▸ Requirement:
No pictures go in the copy; retype exactly the lines from the one with "Parse this screenshot: output" through the last line of the records.
:: Supplied data
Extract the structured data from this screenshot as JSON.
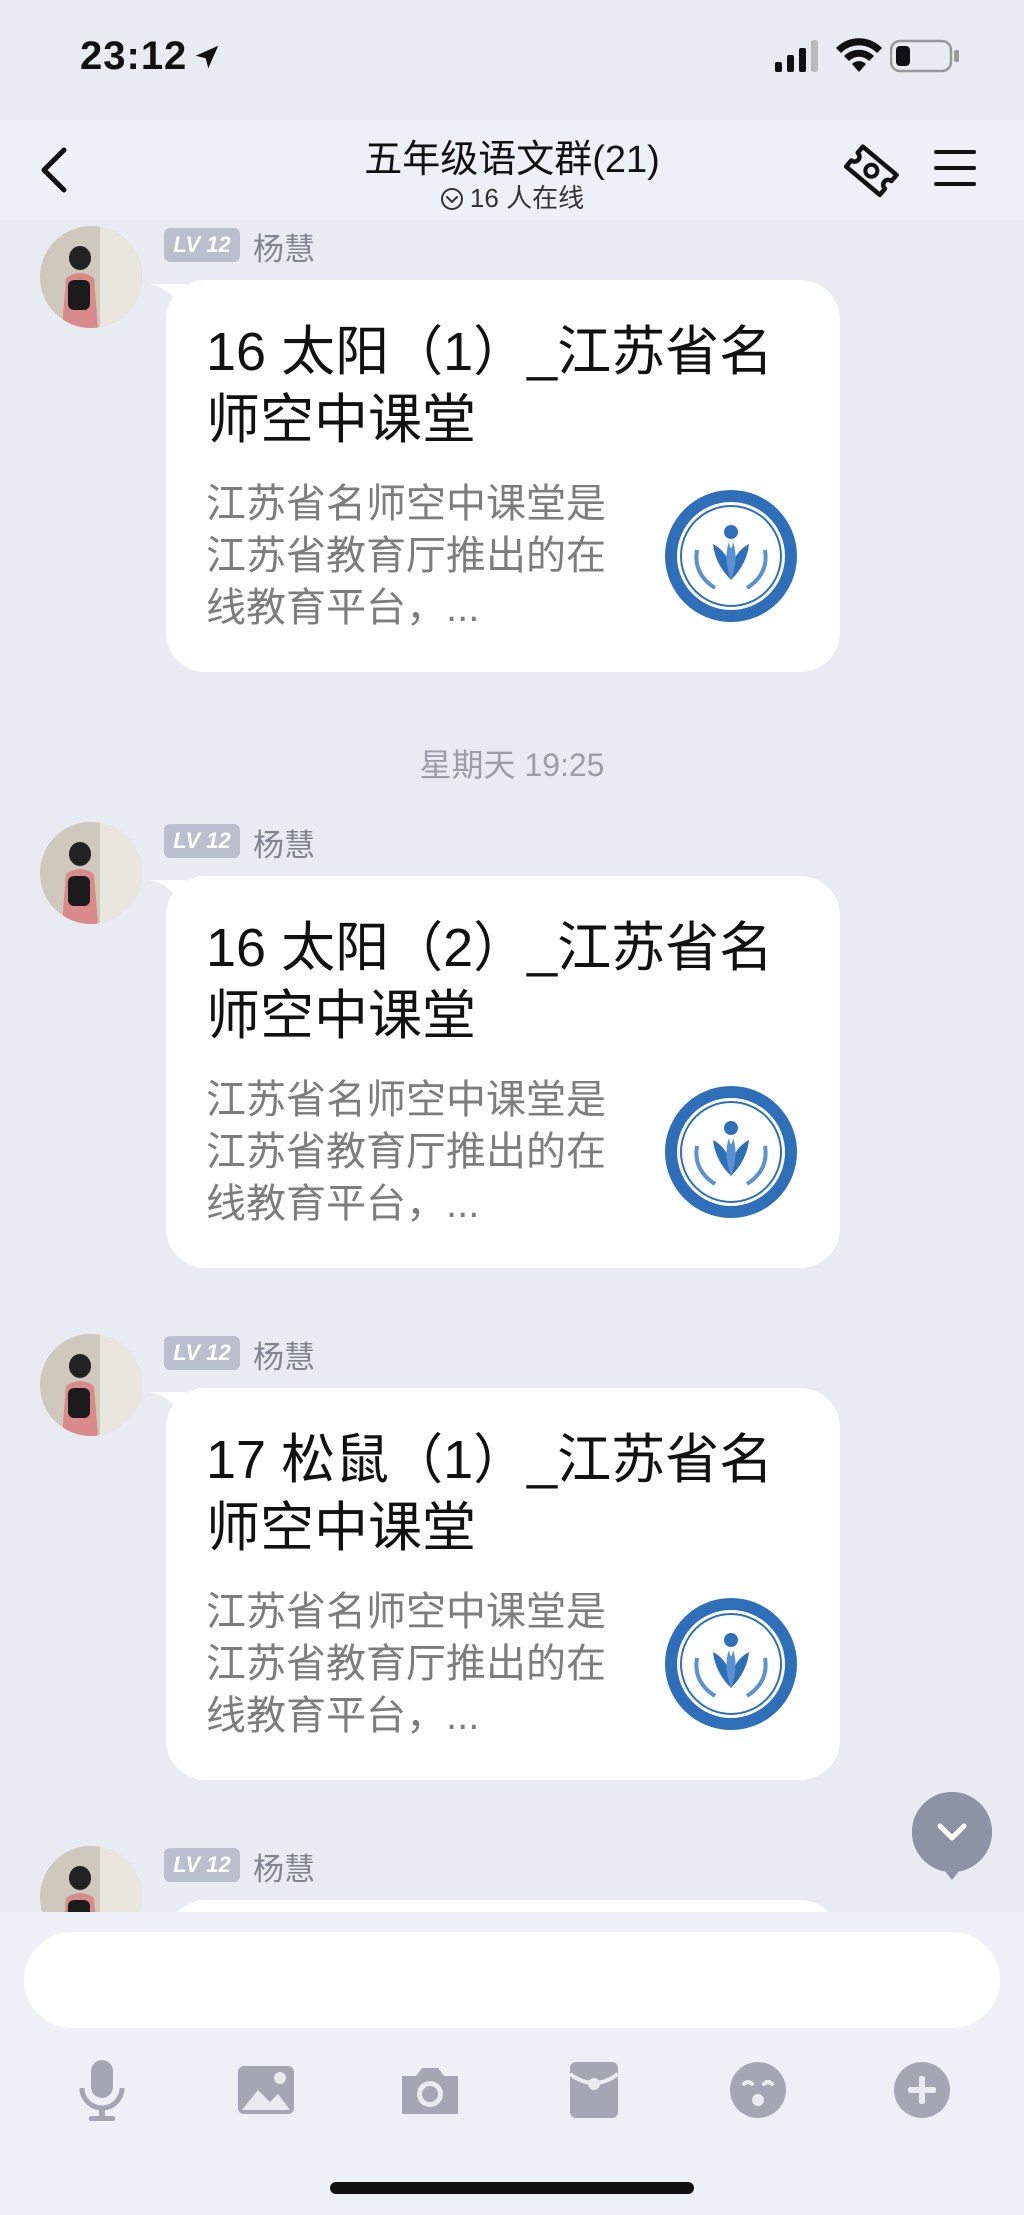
{
  "status_bar": {
    "time": "23:12"
  },
  "nav": {
    "title": "五年级语文群(21)",
    "online": "16 人在线"
  },
  "messages": [
    {
      "badge": "LV 12",
      "sender": "杨慧",
      "title": "16 太阳（1）_江苏省名师空中课堂",
      "desc": "江苏省名师空中课堂是江苏省教育厅推出的在线教育平台，..."
    },
    {
      "badge": "LV 12",
      "sender": "杨慧",
      "title": "16 太阳（2）_江苏省名师空中课堂",
      "desc": "江苏省名师空中课堂是江苏省教育厅推出的在线教育平台，..."
    },
    {
      "badge": "LV 12",
      "sender": "杨慧",
      "title": "17 松鼠（1）_江苏省名师空中课堂",
      "desc": "江苏省名师空中课堂是江苏省教育厅推出的在线教育平台，..."
    },
    {
      "badge": "LV 12",
      "sender": "杨慧"
    }
  ],
  "timestamp": "星期天 19:25",
  "input": {
    "value": "",
    "placeholder": ""
  },
  "toolbar": [
    "microphone-icon",
    "image-icon",
    "camera-icon",
    "red-packet-icon",
    "emoji-icon",
    "plus-icon"
  ],
  "colors": {
    "background": "#e9ebf3",
    "card": "#ffffff",
    "logo_blue": "#2f6fba",
    "tool_grey": "#a3a7b4"
  }
}
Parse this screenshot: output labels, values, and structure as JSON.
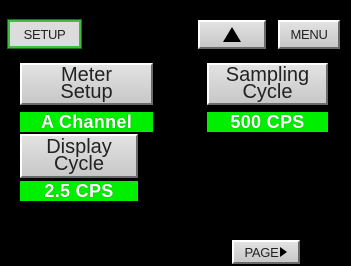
{
  "header": {
    "setup_label": "SETUP",
    "menu_label": "MENU",
    "up_icon": "up-triangle-icon"
  },
  "settings": {
    "meter_setup": {
      "line1": "Meter",
      "line2": "Setup",
      "value": "A Channel"
    },
    "sampling_cycle": {
      "line1": "Sampling",
      "line2": "Cycle",
      "value": "500 CPS"
    },
    "display_cycle": {
      "line1": "Display",
      "line2": "Cycle",
      "value": "2.5 CPS"
    }
  },
  "footer": {
    "page_label": "PAGE",
    "page_icon": "right-arrow-icon"
  },
  "colors": {
    "background": "#000000",
    "value_green": "#00ee00",
    "button_gray": "#d6d6d6",
    "setup_border": "#3fbf3f"
  }
}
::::
▸ Exercise solution:
Parse this screenshot: output labels, values, and structure as JSON.
{
  "header": {
    "setup_label": "SETUP",
    "menu_label": "MENU",
    "up_icon": "up-triangle-icon"
  },
  "settings": {
    "meter_setup": {
      "line1": "Meter",
      "line2": "Setup",
      "value": "A Channel"
    },
    "sampling_cycle": {
      "line1": "Sampling",
      "line2": "Cycle",
      "value": "500 CPS"
    },
    "display_cycle": {
      "line1": "Display",
      "line2": "Cycle",
      "value": "2.5 CPS"
    }
  },
  "footer": {
    "page_label": "PAGE",
    "page_icon": "right-arrow-icon"
  },
  "colors": {
    "background": "#000000",
    "value_green": "#00ee00",
    "button_gray": "#d6d6d6",
    "setup_border": "#3fbf3f"
  }
}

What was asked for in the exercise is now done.